**Material shown**
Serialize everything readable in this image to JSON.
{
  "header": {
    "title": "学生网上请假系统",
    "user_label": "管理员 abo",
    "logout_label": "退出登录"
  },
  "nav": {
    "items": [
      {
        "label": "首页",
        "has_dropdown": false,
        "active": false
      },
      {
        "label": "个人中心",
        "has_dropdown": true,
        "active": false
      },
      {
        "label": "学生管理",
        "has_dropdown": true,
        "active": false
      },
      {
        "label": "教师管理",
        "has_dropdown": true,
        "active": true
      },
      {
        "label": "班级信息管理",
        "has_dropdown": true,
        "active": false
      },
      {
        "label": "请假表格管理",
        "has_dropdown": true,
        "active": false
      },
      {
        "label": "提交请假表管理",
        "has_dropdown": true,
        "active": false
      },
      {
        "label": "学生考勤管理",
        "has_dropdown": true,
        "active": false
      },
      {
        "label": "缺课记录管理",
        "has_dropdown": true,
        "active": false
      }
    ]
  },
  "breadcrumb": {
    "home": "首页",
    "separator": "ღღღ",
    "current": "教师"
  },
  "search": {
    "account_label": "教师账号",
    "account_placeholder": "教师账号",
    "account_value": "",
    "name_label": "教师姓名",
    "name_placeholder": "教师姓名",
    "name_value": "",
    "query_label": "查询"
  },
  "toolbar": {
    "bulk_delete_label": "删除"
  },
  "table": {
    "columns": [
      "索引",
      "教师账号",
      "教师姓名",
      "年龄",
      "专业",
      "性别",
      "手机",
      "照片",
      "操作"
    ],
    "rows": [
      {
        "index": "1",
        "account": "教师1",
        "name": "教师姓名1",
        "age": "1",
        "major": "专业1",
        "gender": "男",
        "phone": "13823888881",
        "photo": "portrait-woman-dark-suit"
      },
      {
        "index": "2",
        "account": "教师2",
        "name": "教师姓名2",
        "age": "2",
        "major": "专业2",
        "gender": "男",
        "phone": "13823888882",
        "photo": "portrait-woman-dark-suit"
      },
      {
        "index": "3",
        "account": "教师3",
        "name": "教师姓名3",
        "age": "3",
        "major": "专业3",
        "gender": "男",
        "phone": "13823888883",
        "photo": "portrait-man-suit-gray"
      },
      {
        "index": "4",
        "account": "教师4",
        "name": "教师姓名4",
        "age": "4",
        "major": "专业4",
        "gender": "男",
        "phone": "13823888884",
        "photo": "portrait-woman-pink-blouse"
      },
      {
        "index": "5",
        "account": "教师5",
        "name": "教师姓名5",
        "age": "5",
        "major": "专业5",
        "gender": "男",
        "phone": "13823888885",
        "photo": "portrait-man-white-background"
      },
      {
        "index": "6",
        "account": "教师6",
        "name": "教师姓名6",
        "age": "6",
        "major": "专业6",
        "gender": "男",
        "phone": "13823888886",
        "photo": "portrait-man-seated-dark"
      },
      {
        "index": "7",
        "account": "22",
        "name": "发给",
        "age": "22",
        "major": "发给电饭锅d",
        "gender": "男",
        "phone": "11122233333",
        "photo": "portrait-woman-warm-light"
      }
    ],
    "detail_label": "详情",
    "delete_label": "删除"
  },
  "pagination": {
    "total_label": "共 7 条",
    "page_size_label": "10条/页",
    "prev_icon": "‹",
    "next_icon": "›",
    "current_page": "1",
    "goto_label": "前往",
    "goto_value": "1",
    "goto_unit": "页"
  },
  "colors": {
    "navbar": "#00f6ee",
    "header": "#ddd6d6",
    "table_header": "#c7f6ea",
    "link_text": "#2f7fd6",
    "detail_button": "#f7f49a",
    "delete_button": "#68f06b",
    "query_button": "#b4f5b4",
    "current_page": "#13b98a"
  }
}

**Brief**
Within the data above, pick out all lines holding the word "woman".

**Answer to this task**
        "photo": "portrait-woman-dark-suit"
        "photo": "portrait-woman-dark-suit"
        "photo": "portrait-woman-pink-blouse"
        "photo": "portrait-woman-warm-light"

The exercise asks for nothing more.